Small vessel disease [3][4]

Large vessel disease

Symptoms depend on the location of ischemic events and therefore vary widely between individuals, but a progressive impairment of daily life is common. Because of the diverse clinical picture, the term “vascular cognitive impairment” is gaining popularity over VD. [5]

Dementia due to small vessel disease [6]

  • Symptoms tend to progress gradually or stepwise and comparatively slower than in multi-infarct dementia.
  • Generally associated with signs of subcortical pathology:

Dementia due to large vessel disease [6]

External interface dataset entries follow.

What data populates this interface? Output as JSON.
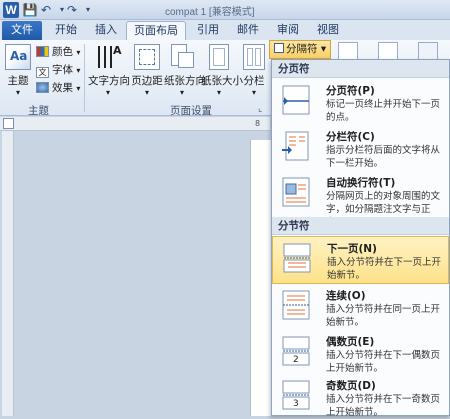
{
  "titlebar": {
    "app_icon": "W",
    "doc_title": "compat 1 [兼容模式]"
  },
  "tabs": [
    "文件",
    "开始",
    "插入",
    "页面布局",
    "引用",
    "邮件",
    "审阅",
    "视图"
  ],
  "ribbon": {
    "theme_label": "主题",
    "colors_label": "颜色",
    "fonts_label": "字体",
    "effects_label": "效果",
    "text_direction_label": "文字方向",
    "margins_label": "页边距",
    "orientation_label": "纸张方向",
    "size_label": "纸张大小",
    "columns_label": "分栏",
    "group_theme": "主题",
    "group_page_setup": "页面设置"
  },
  "breaks_button": {
    "label": "分隔符",
    "arrow": "▾"
  },
  "menu": {
    "section_page_breaks": "分页符",
    "section_section_breaks": "分节符",
    "items": [
      {
        "title": "分页符(P)",
        "desc": "标记一页终止并开始下一页的点。"
      },
      {
        "title": "分栏符(C)",
        "desc": "指示分栏符后面的文字将从下一栏开始。"
      },
      {
        "title": "自动换行符(T)",
        "desc": "分隔网页上的对象周围的文字，如分隔题注文字与正文。"
      },
      {
        "title": "下一页(N)",
        "desc": "插入分节符并在下一页上开始新节。"
      },
      {
        "title": "连续(O)",
        "desc": "插入分节符并在同一页上开始新节。"
      },
      {
        "title": "偶数页(E)",
        "desc": "插入分节符并在下一偶数页上开始新节。"
      },
      {
        "title": "奇数页(D)",
        "desc": "插入分节符并在下一奇数页上开始新节。"
      }
    ]
  },
  "ruler": {
    "mark": "8"
  }
}
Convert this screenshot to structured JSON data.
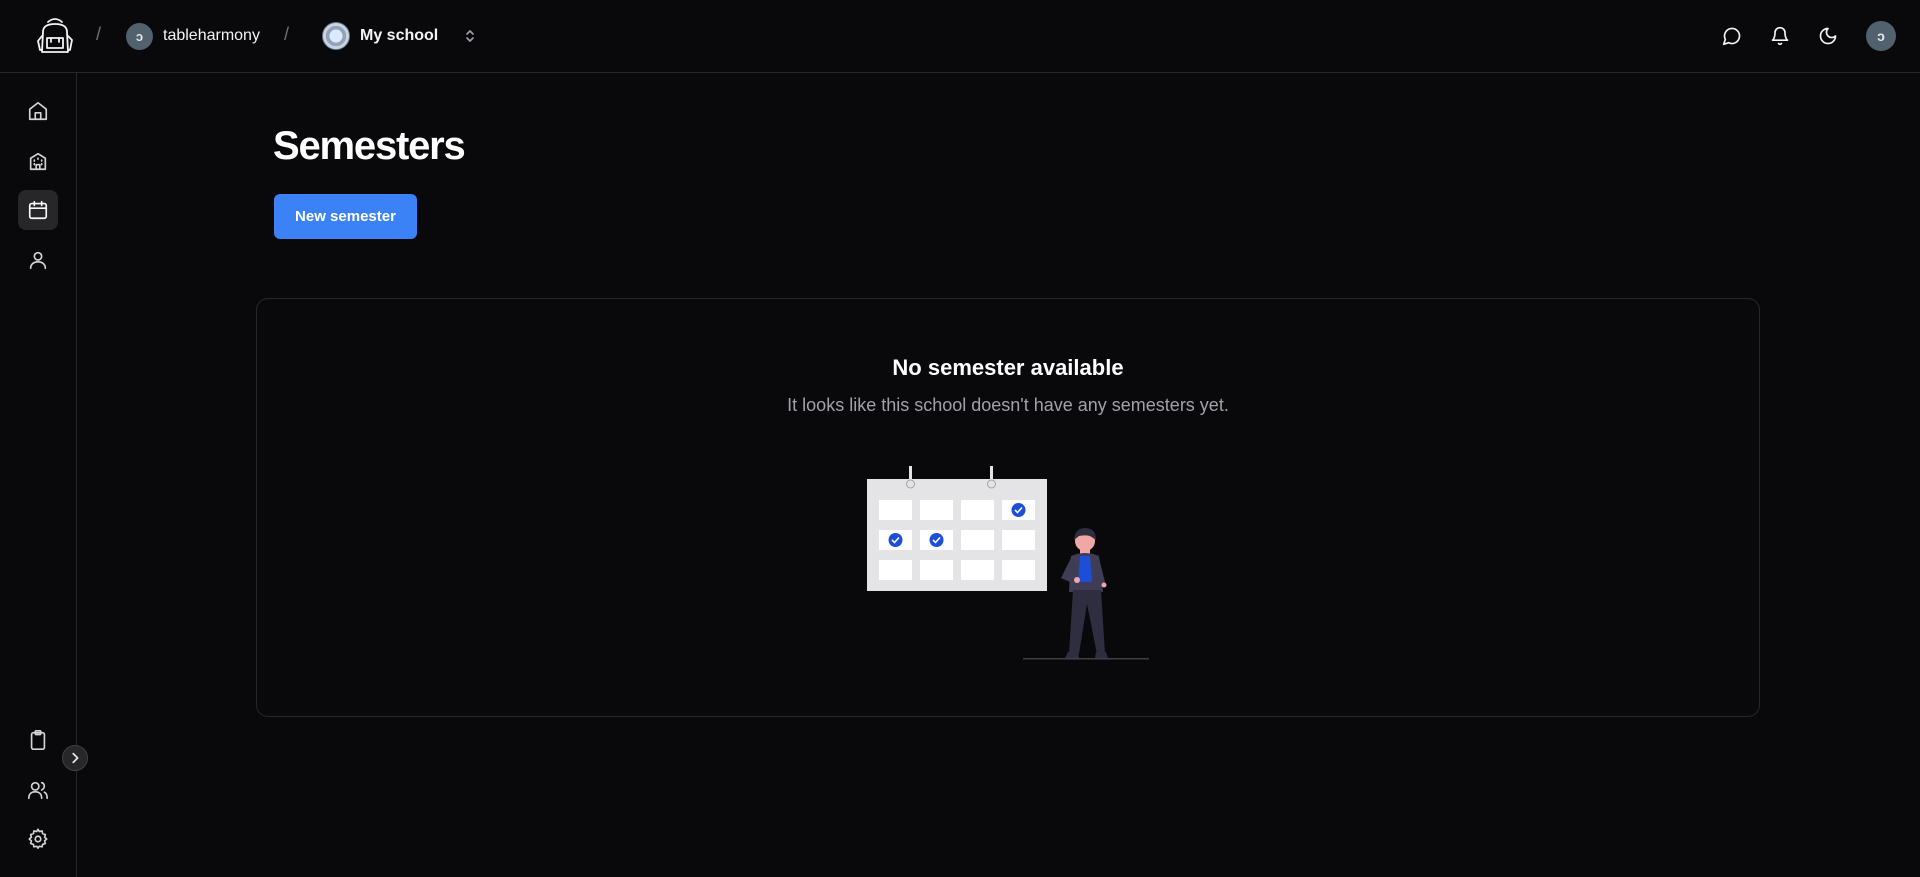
{
  "header": {
    "logo_icon": "backpack-logo-icon",
    "workspace": {
      "name": "tableharmony",
      "avatar_initial": "ↄ"
    },
    "school": {
      "name": "My school"
    },
    "separator": "/",
    "icons": [
      "chat-icon",
      "bell-icon",
      "moon-icon"
    ],
    "user_avatar_initial": "ↄ"
  },
  "sidebar": {
    "top_items": [
      {
        "name": "home",
        "icon": "home-icon",
        "active": false
      },
      {
        "name": "school",
        "icon": "building-icon",
        "active": false
      },
      {
        "name": "semesters",
        "icon": "calendar-icon",
        "active": true
      },
      {
        "name": "profile",
        "icon": "user-icon",
        "active": false
      }
    ],
    "bottom_items": [
      {
        "name": "clipboard",
        "icon": "clipboard-icon"
      },
      {
        "name": "users",
        "icon": "users-icon"
      },
      {
        "name": "settings",
        "icon": "gear-icon"
      }
    ],
    "collapse_icon": "chevron-right-icon"
  },
  "main": {
    "title": "Semesters",
    "new_button_label": "New semester",
    "empty_state": {
      "title": "No semester available",
      "description": "It looks like this school doesn't have any semesters yet.",
      "illustration": "calendar-with-person-illustration"
    }
  },
  "colors": {
    "background": "#09090b",
    "border": "#27272a",
    "accent": "#3b82f6",
    "muted_text": "#a1a1aa"
  }
}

  • Usually sudden onset
  • Multi-infarct dementia: typically, stepwise deterioration
  • Generally associated with signs of cortical pathology:
    • Cognitive impairment in combination with asymmetric or focal deficits (e.g., unilateral visual field defects, hemiparesis, Babinski reflex present)
    • Symptoms depend on the affected cerebral region(s): See “Clinical features” in “Stroke”.

VD is a clinical diagnosis (as with all dementias; see “Mini-Mental State Examination”) based on medical history and clinical features, which is supported by imaging findings.

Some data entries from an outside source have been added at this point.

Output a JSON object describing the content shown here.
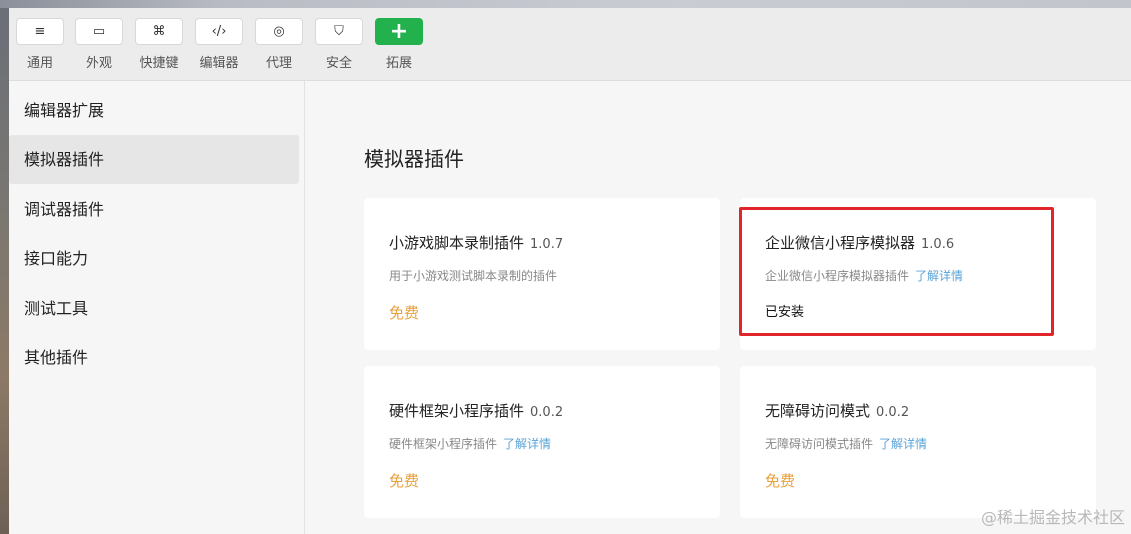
{
  "toolbar": {
    "tabs": [
      {
        "label": "通用",
        "icon": "≡"
      },
      {
        "label": "外观",
        "icon": "▭"
      },
      {
        "label": "快捷键",
        "icon": "⌘"
      },
      {
        "label": "编辑器",
        "icon": "‹/›"
      },
      {
        "label": "代理",
        "icon": "◎"
      },
      {
        "label": "安全",
        "icon": "⛉"
      },
      {
        "label": "拓展",
        "icon": "+"
      }
    ]
  },
  "sidebar": {
    "items": [
      {
        "label": "编辑器扩展"
      },
      {
        "label": "模拟器插件",
        "active": true
      },
      {
        "label": "调试器插件"
      },
      {
        "label": "接口能力"
      },
      {
        "label": "测试工具"
      },
      {
        "label": "其他插件"
      }
    ]
  },
  "main": {
    "title": "模拟器插件",
    "cards": [
      {
        "name": "小游戏脚本录制插件",
        "version": "1.0.7",
        "desc": "用于小游戏测试脚本录制的插件",
        "link": "",
        "status": "免费"
      },
      {
        "name": "企业微信小程序模拟器",
        "version": "1.0.6",
        "desc": "企业微信小程序模拟器插件",
        "link": "了解详情",
        "status": "已安装"
      },
      {
        "name": "硬件框架小程序插件",
        "version": "0.0.2",
        "desc": "硬件框架小程序插件",
        "link": "了解详情",
        "status": "免费"
      },
      {
        "name": "无障碍访问模式",
        "version": "0.0.2",
        "desc": "无障碍访问模式插件",
        "link": "了解详情",
        "status": "免费"
      }
    ]
  },
  "watermark": "@稀土掘金技术社区",
  "colors": {
    "accent": "#22b14c",
    "free": "#e8a03b",
    "link": "#5aa3d7",
    "highlight": "#e0262a"
  }
}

  • Brain MRI: : multiple cortical infarcts, subcortical infarcts (lacunes), and white matter lesions (periventricular and in the semioval center) [8]
  • Brain CT scan: microangiopathic lesions located in white matter, multiple lacunar lesions in the subcortical brain regions
  • Functional imaging (PET-CT): may be helpful in distinguishing between VD and Alzheimer disease (AD)
    • VD: hypoperfusion and hypometabolism more pronounced in the frontal lobe
    • AD: hypoperfusion and hypometabolism more pronounced in the parietal and temporal lobes
  • Ultrasound
    • Doppler examination of critical vessels (particularly the carotid arteries) for signs of cerebrovascular risk (e.g., atherosclerosis)
    • Echocardiography to evaluate the risk of cardioembolic events
  • Laboratory tests: (e.g., glucose levels, TSH): to rule out other potential causes or comorbidities

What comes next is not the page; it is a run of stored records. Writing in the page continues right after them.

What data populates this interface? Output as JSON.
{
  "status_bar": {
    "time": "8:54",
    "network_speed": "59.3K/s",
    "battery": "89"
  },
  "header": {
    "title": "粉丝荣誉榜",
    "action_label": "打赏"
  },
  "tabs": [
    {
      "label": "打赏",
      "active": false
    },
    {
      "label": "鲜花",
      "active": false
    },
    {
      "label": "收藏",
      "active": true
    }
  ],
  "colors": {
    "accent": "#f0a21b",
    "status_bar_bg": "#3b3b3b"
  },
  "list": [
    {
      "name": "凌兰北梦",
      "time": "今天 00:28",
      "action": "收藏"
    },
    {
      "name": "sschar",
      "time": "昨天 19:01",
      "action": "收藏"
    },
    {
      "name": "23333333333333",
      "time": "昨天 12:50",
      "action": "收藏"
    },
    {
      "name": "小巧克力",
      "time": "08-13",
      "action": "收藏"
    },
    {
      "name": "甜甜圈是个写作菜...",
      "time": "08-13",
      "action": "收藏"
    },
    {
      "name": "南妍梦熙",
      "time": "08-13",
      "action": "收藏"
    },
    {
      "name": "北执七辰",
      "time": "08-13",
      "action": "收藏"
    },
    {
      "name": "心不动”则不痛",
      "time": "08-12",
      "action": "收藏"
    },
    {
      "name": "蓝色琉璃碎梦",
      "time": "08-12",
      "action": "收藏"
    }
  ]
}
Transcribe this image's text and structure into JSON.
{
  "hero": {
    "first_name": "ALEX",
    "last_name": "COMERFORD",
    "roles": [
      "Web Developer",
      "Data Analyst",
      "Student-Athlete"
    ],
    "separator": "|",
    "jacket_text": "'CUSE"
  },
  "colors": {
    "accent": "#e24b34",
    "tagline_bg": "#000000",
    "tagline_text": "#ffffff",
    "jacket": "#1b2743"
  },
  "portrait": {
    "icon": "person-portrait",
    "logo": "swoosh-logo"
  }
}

The differential diagnoses listed here are not exhaustive.

VD results in an irreversible loss of cognitive skills. Management is therefore aimed at symptomatic treatment of dementia (e.g., memory therapy) and prevention of additional ischemic events.

  1. Wolters FJ, Ikram MA. Epidemiology of Vascular Dementia. Arterioscler Thromb Vasc Biol. 2019; 39 (8): p.1542-1549. doi: 10.1161/atvbaha.119.311908 . | Open in Read by QxMD
  2. CADASIL. https://rarediseases.org/rare-diseases/cadasil/. . Accessed: January 4, 2021.
  3. Iemolo F, Duro G, Rizzo C, Castiglia L, Hachinski V, Caruso C. Pathophysiology of vascular dementia.. Immun Ageing. 2009; 6 : p.13. doi: 10.1186/1742-4933-6-13 . | Open in Read by QxMD
  4. Caplan LR, Siesjo BK, Weir B et al.. Primer on Cerebrovascular Diseases. ACADEMIC PRESS ; 1997
  5. Jellinger KA. Pathology and pathogenesis of vascular cognitive impairment-a critical update. Frontiers in Aging Neuroscience. 2013; 5 . doi: 10.3389/fnagi.2013.00017 . | Open in Read by QxMD
  6. Gorelick PB, Scuteri A, Black SE, et al. Vascular contributions to cognitive impairment and dementia: a statement for healthcare professionals from the american heart association/american stroke association. Stroke. 2011; 42 (9): p.2672-713. doi: 10.1161/STR.0b013e3182299496 . | Open in Read by QxMD
  7. Kasper DL, Fauci AS, Hauser SL, Longo DL, Lameson JL, Loscalzo J. Harrison's Principles of Internal Medicine. McGraw-Hill Education ; 2015
  8. Heiss WD, Rosenberg GA, Thiel A, Berlot R, de Reuck J. Neuroimaging in vascular cognitive impairment: a state-of-the-art review.. BMC Med. 2016; 14 (1): p.174. doi: 10.1186/s12916-016-0725-0 . | Open in Read by QxMD